--- WHAT YOU SHOULD DO ---
Repeat the data below word for word.

---------- GIVEN INFORMATION ----------

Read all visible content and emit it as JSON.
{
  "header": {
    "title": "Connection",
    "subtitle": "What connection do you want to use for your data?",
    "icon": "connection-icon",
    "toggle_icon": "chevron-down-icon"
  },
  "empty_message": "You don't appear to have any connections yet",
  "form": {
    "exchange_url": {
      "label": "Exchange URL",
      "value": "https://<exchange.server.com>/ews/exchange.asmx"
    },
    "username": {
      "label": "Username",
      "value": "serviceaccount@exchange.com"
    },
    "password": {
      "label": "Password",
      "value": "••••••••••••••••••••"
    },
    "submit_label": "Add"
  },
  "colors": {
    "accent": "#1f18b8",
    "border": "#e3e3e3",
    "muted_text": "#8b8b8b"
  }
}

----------

--- EXERCISE SOLUTION ---
Read all visible content and emit it as JSON.
{
  "header": {
    "title": "Connection",
    "subtitle": "What connection do you want to use for your data?",
    "icon": "connection-icon",
    "toggle_icon": "chevron-down-icon"
  },
  "empty_message": "You don't appear to have any connections yet",
  "form": {
    "exchange_url": {
      "label": "Exchange URL",
      "value": "https://<exchange.server.com>/ews/exchange.asmx"
    },
    "username": {
      "label": "Username",
      "value": "serviceaccount@exchange.com"
    },
    "password": {
      "label": "Password",
      "value": "••••••••••••••••••••"
    },
    "submit_label": "Add"
  },
  "colors": {
    "accent": "#1f18b8",
    "border": "#e3e3e3",
    "muted_text": "#8b8b8b"
  }
}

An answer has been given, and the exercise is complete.